** TASK TO COMPLETE **
Wherever the word "include" turns up in a line of the entries, copy that line.

__________

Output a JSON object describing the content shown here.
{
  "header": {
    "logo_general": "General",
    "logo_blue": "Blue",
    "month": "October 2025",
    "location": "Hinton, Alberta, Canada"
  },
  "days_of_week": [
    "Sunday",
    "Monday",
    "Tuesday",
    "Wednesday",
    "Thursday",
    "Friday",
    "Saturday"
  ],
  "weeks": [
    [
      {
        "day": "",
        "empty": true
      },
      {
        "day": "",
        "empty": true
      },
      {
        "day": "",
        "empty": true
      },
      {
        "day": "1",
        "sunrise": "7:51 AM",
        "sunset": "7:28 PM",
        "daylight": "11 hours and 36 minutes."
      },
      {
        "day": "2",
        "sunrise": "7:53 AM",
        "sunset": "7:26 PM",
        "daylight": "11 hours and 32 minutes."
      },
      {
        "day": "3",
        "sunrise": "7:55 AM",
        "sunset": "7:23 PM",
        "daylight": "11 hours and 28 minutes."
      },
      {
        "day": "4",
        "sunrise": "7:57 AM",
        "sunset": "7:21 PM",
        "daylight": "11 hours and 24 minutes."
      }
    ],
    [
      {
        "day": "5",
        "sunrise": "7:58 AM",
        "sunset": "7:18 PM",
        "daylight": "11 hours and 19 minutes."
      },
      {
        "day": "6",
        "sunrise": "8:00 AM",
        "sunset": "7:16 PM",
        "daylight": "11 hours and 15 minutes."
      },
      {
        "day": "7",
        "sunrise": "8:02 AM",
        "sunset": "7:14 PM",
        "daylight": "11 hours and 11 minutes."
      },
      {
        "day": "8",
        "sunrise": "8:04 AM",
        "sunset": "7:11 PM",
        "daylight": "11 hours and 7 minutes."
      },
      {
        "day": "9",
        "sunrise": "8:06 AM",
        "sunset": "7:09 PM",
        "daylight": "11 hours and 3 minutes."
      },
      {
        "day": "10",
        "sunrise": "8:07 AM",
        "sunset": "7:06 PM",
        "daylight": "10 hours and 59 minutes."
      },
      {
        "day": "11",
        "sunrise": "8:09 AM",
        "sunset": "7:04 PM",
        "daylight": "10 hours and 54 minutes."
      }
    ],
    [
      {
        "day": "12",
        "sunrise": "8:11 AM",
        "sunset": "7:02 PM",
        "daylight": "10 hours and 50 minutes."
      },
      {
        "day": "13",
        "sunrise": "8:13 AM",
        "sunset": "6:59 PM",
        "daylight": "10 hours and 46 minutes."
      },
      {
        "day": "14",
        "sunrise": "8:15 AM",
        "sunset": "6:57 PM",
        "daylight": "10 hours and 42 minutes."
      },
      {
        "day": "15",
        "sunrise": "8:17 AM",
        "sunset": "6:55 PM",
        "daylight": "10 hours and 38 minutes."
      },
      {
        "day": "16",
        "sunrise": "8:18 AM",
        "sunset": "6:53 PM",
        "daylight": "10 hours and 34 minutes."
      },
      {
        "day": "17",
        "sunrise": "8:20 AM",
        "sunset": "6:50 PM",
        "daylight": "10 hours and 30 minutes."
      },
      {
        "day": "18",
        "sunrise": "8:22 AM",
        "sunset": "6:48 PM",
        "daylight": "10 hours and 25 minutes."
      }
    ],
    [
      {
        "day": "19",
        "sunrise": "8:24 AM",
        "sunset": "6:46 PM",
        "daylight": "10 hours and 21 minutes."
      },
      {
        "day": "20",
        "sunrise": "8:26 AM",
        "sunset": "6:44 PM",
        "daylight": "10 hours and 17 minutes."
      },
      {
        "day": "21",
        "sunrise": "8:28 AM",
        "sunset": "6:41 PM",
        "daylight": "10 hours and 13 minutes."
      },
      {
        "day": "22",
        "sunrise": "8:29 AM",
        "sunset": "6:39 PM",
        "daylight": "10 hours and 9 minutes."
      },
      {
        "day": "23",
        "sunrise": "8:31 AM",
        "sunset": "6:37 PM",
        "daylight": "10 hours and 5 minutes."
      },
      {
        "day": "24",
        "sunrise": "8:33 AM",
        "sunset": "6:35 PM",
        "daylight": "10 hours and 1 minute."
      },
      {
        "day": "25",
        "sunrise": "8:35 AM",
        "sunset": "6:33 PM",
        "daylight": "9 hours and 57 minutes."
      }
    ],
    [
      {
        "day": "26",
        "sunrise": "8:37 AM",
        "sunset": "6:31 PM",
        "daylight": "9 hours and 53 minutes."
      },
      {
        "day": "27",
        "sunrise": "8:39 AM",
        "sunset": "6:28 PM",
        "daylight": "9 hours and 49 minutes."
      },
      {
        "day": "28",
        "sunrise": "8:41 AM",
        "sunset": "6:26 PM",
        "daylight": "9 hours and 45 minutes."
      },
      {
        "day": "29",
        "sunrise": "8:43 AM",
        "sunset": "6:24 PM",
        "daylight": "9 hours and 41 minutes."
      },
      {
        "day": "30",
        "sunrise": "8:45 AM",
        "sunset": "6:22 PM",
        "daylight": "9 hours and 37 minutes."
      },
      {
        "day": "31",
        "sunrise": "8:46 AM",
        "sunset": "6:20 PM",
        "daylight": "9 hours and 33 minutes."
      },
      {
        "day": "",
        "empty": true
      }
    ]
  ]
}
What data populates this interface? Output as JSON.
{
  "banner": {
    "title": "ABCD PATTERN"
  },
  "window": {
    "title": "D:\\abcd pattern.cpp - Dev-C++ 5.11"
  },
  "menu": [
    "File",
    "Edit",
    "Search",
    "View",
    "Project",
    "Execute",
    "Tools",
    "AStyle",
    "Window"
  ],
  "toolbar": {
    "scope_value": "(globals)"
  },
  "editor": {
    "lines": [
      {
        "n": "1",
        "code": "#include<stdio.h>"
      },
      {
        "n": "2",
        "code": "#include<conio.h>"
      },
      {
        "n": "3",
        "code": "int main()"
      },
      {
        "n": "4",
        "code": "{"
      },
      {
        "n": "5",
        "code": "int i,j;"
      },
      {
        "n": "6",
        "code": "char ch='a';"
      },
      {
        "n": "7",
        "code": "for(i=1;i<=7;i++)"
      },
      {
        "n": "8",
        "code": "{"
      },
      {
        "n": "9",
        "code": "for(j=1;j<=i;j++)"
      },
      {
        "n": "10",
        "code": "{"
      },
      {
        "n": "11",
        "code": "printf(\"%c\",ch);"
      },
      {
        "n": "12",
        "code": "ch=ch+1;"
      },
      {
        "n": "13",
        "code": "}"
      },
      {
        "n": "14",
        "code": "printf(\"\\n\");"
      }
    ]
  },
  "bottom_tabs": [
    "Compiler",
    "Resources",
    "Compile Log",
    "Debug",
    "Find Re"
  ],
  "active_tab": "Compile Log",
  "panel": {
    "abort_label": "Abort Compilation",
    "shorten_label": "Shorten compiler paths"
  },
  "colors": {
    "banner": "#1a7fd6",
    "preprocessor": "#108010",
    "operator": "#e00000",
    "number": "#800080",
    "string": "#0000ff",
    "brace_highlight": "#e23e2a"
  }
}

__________

** EXERCISE RESULT **
        "code": "#include<stdio.h>"
        "code": "#include<conio.h>"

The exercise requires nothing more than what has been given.